--- RECORDS FOR THE TASK Enclosed Below ---

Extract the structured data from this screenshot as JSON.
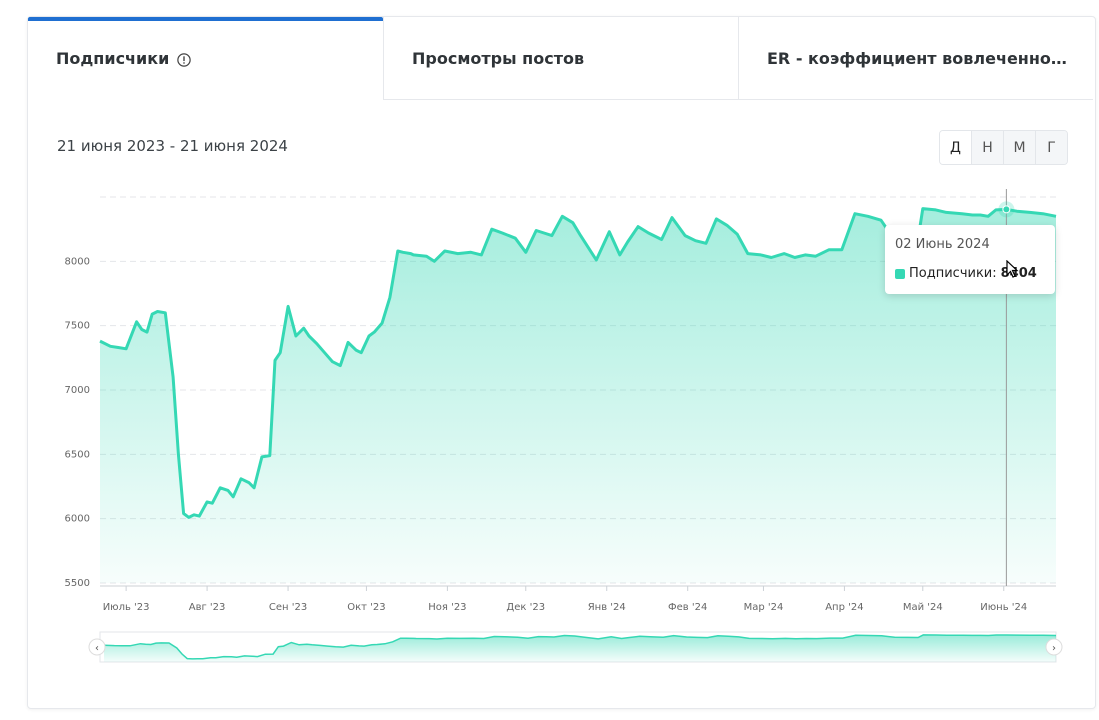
{
  "tabs": [
    {
      "label": "Подписчики",
      "active": true,
      "icon": "info-icon"
    },
    {
      "label": "Просмотры постов",
      "active": false
    },
    {
      "label": "ER - коэффициент вовлеченнос...",
      "active": false
    }
  ],
  "date_range": "21 июня 2023 - 21 июня 2024",
  "period_buttons": [
    "Д",
    "Н",
    "М",
    "Г"
  ],
  "tooltip": {
    "date": "02 Июнь 2024",
    "series": "Подписчики:",
    "value": "8404"
  },
  "colors": {
    "series": "#35d8b4",
    "accent": "#1f6fd1"
  },
  "chart_data": {
    "type": "area",
    "title": "",
    "xlabel": "",
    "ylabel": "",
    "ylim": [
      5500,
      8500
    ],
    "yticks": [
      5500,
      6000,
      6500,
      7000,
      7500,
      8000
    ],
    "xticks": [
      "Июль '23",
      "Авг '23",
      "Сен '23",
      "Окт '23",
      "Ноя '23",
      "Дек '23",
      "Янв '24",
      "Фев '24",
      "Мар '24",
      "Апр '24",
      "Май '24",
      "Июнь '24"
    ],
    "grid": true,
    "legend": "none",
    "series": [
      {
        "name": "Подписчики",
        "x": [
          "2023-06-21",
          "2023-06-25",
          "2023-06-28",
          "2023-07-01",
          "2023-07-05",
          "2023-07-07",
          "2023-07-09",
          "2023-07-11",
          "2023-07-13",
          "2023-07-16",
          "2023-07-19",
          "2023-07-21",
          "2023-07-23",
          "2023-07-25",
          "2023-07-27",
          "2023-07-29",
          "2023-08-01",
          "2023-08-03",
          "2023-08-06",
          "2023-08-09",
          "2023-08-11",
          "2023-08-14",
          "2023-08-17",
          "2023-08-19",
          "2023-08-22",
          "2023-08-25",
          "2023-08-27",
          "2023-08-29",
          "2023-09-01",
          "2023-09-04",
          "2023-09-07",
          "2023-09-09",
          "2023-09-12",
          "2023-09-15",
          "2023-09-18",
          "2023-09-21",
          "2023-09-24",
          "2023-09-27",
          "2023-09-29",
          "2023-10-02",
          "2023-10-04",
          "2023-10-07",
          "2023-10-10",
          "2023-10-13",
          "2023-10-15",
          "2023-10-18",
          "2023-10-19",
          "2023-10-24",
          "2023-10-27",
          "2023-10-31",
          "2023-11-05",
          "2023-11-10",
          "2023-11-14",
          "2023-11-18",
          "2023-11-22",
          "2023-11-27",
          "2023-12-01",
          "2023-12-05",
          "2023-12-08",
          "2023-12-11",
          "2023-12-15",
          "2023-12-19",
          "2023-12-22",
          "2023-12-28",
          "2024-01-02",
          "2024-01-06",
          "2024-01-09",
          "2024-01-13",
          "2024-01-17",
          "2024-01-22",
          "2024-01-26",
          "2024-01-31",
          "2024-02-04",
          "2024-02-08",
          "2024-02-12",
          "2024-02-16",
          "2024-02-20",
          "2024-02-24",
          "2024-02-29",
          "2024-03-04",
          "2024-03-09",
          "2024-03-13",
          "2024-03-17",
          "2024-03-21",
          "2024-03-26",
          "2024-03-31",
          "2024-04-05",
          "2024-04-10",
          "2024-04-15",
          "2024-04-20",
          "2024-04-25",
          "2024-04-29",
          "2024-05-01",
          "2024-05-06",
          "2024-05-10",
          "2024-05-16",
          "2024-05-20",
          "2024-05-23",
          "2024-05-26",
          "2024-05-29",
          "2024-06-02",
          "2024-06-06",
          "2024-06-11",
          "2024-06-16",
          "2024-06-21"
        ],
        "values": [
          7380,
          7340,
          7330,
          7320,
          7530,
          7470,
          7450,
          7590,
          7610,
          7600,
          7100,
          6500,
          6040,
          6010,
          6030,
          6020,
          6130,
          6120,
          6240,
          6220,
          6170,
          6310,
          6280,
          6240,
          6480,
          6490,
          7230,
          7290,
          7650,
          7420,
          7480,
          7420,
          7360,
          7290,
          7220,
          7190,
          7370,
          7310,
          7290,
          7420,
          7450,
          7520,
          7720,
          8080,
          8070,
          8060,
          8050,
          8040,
          8000,
          8080,
          8060,
          8070,
          8050,
          8250,
          8220,
          8180,
          8070,
          8240,
          8220,
          8200,
          8350,
          8300,
          8200,
          8010,
          8230,
          8050,
          8150,
          8270,
          8220,
          8170,
          8340,
          8200,
          8160,
          8140,
          8330,
          8280,
          8210,
          8060,
          8050,
          8030,
          8060,
          8030,
          8050,
          8040,
          8090,
          8090,
          8370,
          8350,
          8320,
          8170,
          8160,
          8150,
          8410,
          8400,
          8380,
          8370,
          8360,
          8360,
          8350,
          8400,
          8404,
          8390,
          8380,
          8370,
          8350
        ]
      }
    ]
  }
}
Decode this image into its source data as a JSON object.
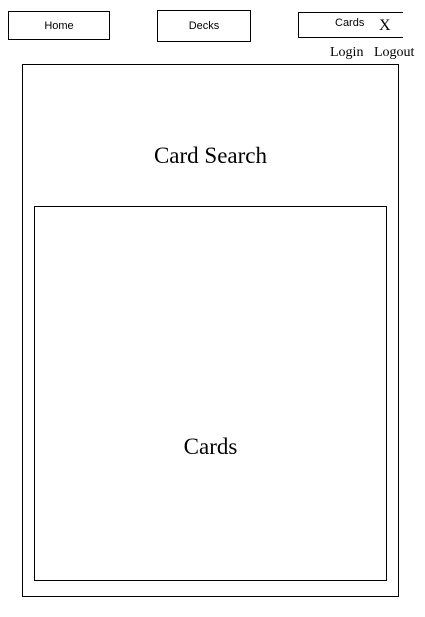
{
  "nav": {
    "home_label": "Home",
    "decks_label": "Decks",
    "cards_label": "Cards",
    "close_label": "X"
  },
  "auth": {
    "login_label": "Login",
    "logout_label": "Logout"
  },
  "main": {
    "search_label": "Card Search",
    "cards_area_label": "Cards"
  }
}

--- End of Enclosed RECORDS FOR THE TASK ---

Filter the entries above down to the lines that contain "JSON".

Extract the structured data from this screenshot as JSON.
Decode this image into its source data as a JSON object.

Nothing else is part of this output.